- [REQUIREMENT]: Set down the listing again, word for word.

- [TASK INPUT]:
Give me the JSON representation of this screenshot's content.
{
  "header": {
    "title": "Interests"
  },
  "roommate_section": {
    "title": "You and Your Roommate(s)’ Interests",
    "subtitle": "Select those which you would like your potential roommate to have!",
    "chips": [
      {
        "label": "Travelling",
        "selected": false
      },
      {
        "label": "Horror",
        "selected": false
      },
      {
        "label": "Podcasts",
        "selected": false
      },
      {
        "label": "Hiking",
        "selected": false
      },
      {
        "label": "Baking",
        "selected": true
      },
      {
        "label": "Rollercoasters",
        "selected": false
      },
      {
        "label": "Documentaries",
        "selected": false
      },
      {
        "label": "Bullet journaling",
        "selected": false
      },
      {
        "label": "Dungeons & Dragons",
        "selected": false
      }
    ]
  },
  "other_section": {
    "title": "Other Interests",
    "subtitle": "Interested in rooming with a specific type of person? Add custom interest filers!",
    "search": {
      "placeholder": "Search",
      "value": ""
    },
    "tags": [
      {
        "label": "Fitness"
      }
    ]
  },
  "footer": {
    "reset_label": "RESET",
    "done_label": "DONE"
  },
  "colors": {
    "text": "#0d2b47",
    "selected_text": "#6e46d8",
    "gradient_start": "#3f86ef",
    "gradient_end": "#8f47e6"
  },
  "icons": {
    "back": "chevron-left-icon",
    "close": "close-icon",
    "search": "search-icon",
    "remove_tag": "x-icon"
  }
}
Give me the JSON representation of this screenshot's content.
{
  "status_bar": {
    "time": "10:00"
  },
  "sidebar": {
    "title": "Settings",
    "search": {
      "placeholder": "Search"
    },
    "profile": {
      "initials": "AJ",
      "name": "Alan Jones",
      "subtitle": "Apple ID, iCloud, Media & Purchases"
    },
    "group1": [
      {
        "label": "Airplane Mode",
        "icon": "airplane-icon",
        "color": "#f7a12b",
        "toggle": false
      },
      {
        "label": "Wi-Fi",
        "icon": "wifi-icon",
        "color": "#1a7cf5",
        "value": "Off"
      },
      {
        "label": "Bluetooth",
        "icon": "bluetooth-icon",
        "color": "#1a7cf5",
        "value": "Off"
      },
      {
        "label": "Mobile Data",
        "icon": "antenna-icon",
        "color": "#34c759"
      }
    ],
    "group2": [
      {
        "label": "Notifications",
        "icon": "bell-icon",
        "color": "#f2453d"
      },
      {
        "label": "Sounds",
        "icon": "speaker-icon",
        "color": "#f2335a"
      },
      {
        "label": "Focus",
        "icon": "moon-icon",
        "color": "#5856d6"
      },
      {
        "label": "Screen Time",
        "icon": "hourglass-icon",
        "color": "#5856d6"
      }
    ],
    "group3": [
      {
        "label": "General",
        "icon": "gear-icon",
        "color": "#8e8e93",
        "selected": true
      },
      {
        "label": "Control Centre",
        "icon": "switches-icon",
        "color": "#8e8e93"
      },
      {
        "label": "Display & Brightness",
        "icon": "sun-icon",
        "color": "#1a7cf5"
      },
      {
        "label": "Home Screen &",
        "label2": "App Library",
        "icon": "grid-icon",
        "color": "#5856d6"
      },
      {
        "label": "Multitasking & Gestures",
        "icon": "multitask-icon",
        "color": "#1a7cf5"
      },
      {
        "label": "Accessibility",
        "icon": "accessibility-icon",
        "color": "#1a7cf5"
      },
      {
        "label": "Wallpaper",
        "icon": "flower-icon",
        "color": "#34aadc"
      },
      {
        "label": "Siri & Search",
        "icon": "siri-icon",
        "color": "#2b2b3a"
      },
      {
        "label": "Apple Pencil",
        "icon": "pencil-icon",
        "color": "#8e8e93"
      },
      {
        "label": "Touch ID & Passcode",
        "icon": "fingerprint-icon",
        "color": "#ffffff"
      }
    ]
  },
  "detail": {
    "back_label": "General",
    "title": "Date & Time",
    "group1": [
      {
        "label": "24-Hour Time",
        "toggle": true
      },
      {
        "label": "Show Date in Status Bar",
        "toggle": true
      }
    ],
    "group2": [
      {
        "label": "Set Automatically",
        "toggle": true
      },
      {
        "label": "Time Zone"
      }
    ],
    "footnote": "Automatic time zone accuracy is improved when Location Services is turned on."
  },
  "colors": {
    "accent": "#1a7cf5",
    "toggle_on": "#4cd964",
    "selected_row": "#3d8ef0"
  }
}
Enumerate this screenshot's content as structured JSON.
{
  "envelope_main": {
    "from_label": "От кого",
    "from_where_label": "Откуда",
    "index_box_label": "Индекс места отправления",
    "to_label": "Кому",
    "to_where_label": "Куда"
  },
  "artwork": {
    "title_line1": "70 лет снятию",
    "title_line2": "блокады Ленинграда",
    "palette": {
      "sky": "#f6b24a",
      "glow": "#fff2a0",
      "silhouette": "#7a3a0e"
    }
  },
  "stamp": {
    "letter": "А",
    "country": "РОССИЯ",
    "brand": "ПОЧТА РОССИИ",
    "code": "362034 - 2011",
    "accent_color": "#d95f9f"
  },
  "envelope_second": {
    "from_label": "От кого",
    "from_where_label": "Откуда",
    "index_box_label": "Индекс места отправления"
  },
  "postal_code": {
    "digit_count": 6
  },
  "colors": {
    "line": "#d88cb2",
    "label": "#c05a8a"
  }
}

- [WRITTEN SOLUTION]:
Give me the JSON representation of this screenshot's content.
{
  "header": {
    "title": "Interests"
  },
  "roommate_section": {
    "title": "You and Your Roommate(s)’ Interests",
    "subtitle": "Select those which you would like your potential roommate to have!",
    "chips": [
      {
        "label": "Travelling",
        "selected": false
      },
      {
        "label": "Horror",
        "selected": false
      },
      {
        "label": "Podcasts",
        "selected": false
      },
      {
        "label": "Hiking",
        "selected": false
      },
      {
        "label": "Baking",
        "selected": true
      },
      {
        "label": "Rollercoasters",
        "selected": false
      },
      {
        "label": "Documentaries",
        "selected": false
      },
      {
        "label": "Bullet journaling",
        "selected": false
      },
      {
        "label": "Dungeons & Dragons",
        "selected": false
      }
    ]
  },
  "other_section": {
    "title": "Other Interests",
    "subtitle": "Interested in rooming with a specific type of person? Add custom interest filers!",
    "search": {
      "placeholder": "Search",
      "value": ""
    },
    "tags": [
      {
        "label": "Fitness"
      }
    ]
  },
  "footer": {
    "reset_label": "RESET",
    "done_label": "DONE"
  },
  "colors": {
    "text": "#0d2b47",
    "selected_text": "#6e46d8",
    "gradient_start": "#3f86ef",
    "gradient_end": "#8f47e6"
  },
  "icons": {
    "back": "chevron-left-icon",
    "close": "close-icon",
    "search": "search-icon",
    "remove_tag": "x-icon"
  }
}
Give me the JSON representation of this screenshot's content.
{
  "status_bar": {
    "time": "10:00"
  },
  "sidebar": {
    "title": "Settings",
    "search": {
      "placeholder": "Search"
    },
    "profile": {
      "initials": "AJ",
      "name": "Alan Jones",
      "subtitle": "Apple ID, iCloud, Media & Purchases"
    },
    "group1": [
      {
        "label": "Airplane Mode",
        "icon": "airplane-icon",
        "color": "#f7a12b",
        "toggle": false
      },
      {
        "label": "Wi-Fi",
        "icon": "wifi-icon",
        "color": "#1a7cf5",
        "value": "Off"
      },
      {
        "label": "Bluetooth",
        "icon": "bluetooth-icon",
        "color": "#1a7cf5",
        "value": "Off"
      },
      {
        "label": "Mobile Data",
        "icon": "antenna-icon",
        "color": "#34c759"
      }
    ],
    "group2": [
      {
        "label": "Notifications",
        "icon": "bell-icon",
        "color": "#f2453d"
      },
      {
        "label": "Sounds",
        "icon": "speaker-icon",
        "color": "#f2335a"
      },
      {
        "label": "Focus",
        "icon": "moon-icon",
        "color": "#5856d6"
      },
      {
        "label": "Screen Time",
        "icon": "hourglass-icon",
        "color": "#5856d6"
      }
    ],
    "group3": [
      {
        "label": "General",
        "icon": "gear-icon",
        "color": "#8e8e93",
        "selected": true
      },
      {
        "label": "Control Centre",
        "icon": "switches-icon",
        "color": "#8e8e93"
      },
      {
        "label": "Display & Brightness",
        "icon": "sun-icon",
        "color": "#1a7cf5"
      },
      {
        "label": "Home Screen &",
        "label2": "App Library",
        "icon": "grid-icon",
        "color": "#5856d6"
      },
      {
        "label": "Multitasking & Gestures",
        "icon": "multitask-icon",
        "color": "#1a7cf5"
      },
      {
        "label": "Accessibility",
        "icon": "accessibility-icon",
        "color": "#1a7cf5"
      },
      {
        "label": "Wallpaper",
        "icon": "flower-icon",
        "color": "#34aadc"
      },
      {
        "label": "Siri & Search",
        "icon": "siri-icon",
        "color": "#2b2b3a"
      },
      {
        "label": "Apple Pencil",
        "icon": "pencil-icon",
        "color": "#8e8e93"
      },
      {
        "label": "Touch ID & Passcode",
        "icon": "fingerprint-icon",
        "color": "#ffffff"
      }
    ]
  },
  "detail": {
    "back_label": "General",
    "title": "Date & Time",
    "group1": [
      {
        "label": "24-Hour Time",
        "toggle": true
      },
      {
        "label": "Show Date in Status Bar",
        "toggle": true
      }
    ],
    "group2": [
      {
        "label": "Set Automatically",
        "toggle": true
      },
      {
        "label": "Time Zone"
      }
    ],
    "footnote": "Automatic time zone accuracy is improved when Location Services is turned on."
  },
  "colors": {
    "accent": "#1a7cf5",
    "toggle_on": "#4cd964",
    "selected_row": "#3d8ef0"
  }
}
Enumerate this screenshot's content as structured JSON.
{
  "envelope_main": {
    "from_label": "От кого",
    "from_where_label": "Откуда",
    "index_box_label": "Индекс места отправления",
    "to_label": "Кому",
    "to_where_label": "Куда"
  },
  "artwork": {
    "title_line1": "70 лет снятию",
    "title_line2": "блокады Ленинграда",
    "palette": {
      "sky": "#f6b24a",
      "glow": "#fff2a0",
      "silhouette": "#7a3a0e"
    }
  },
  "stamp": {
    "letter": "А",
    "country": "РОССИЯ",
    "brand": "ПОЧТА РОССИИ",
    "code": "362034 - 2011",
    "accent_color": "#d95f9f"
  },
  "envelope_second": {
    "from_label": "От кого",
    "from_where_label": "Откуда",
    "index_box_label": "Индекс места отправления"
  },
  "postal_code": {
    "digit_count": 6
  },
  "colors": {
    "line": "#d88cb2",
    "label": "#c05a8a"
  }
}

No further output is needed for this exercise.